Members of the St. Mary's First Nation in Fredericton have dismantled a traditional longhouse and teepees that were erected near the New Brunswick legislature to protest shale gas exploration.

Thom Nash, one of the firekeepers at the site, says the band elders felt their message has resonated with the public.

The longhouse and two large teepees were set up next to the St. John River on Oct. 27 to express concerns for the environment if shale gas is developed.

Last week, Premier David Alward said he had no plans to visit the longhouse because he didn't think anything could be achieved by meeting with Chief Candice Paul.

He said they had agreed to disagree on their positions on resource development.

Nash said he was disappointed with the Premier's position, calling it a slap in the face.

Opposition to shale gas exploration has been the subject of numerous protests in the province.

Last month, 40 people were arrested and six police cars burned during a protest near Rexton.
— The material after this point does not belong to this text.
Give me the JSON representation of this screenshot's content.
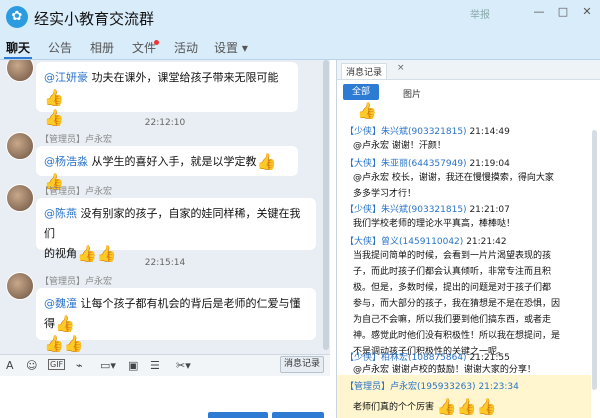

The government used its Throne Speech Tuesday to say it is pressing ahead with the development of a shale gas industry in an effort to create jobs and revenue.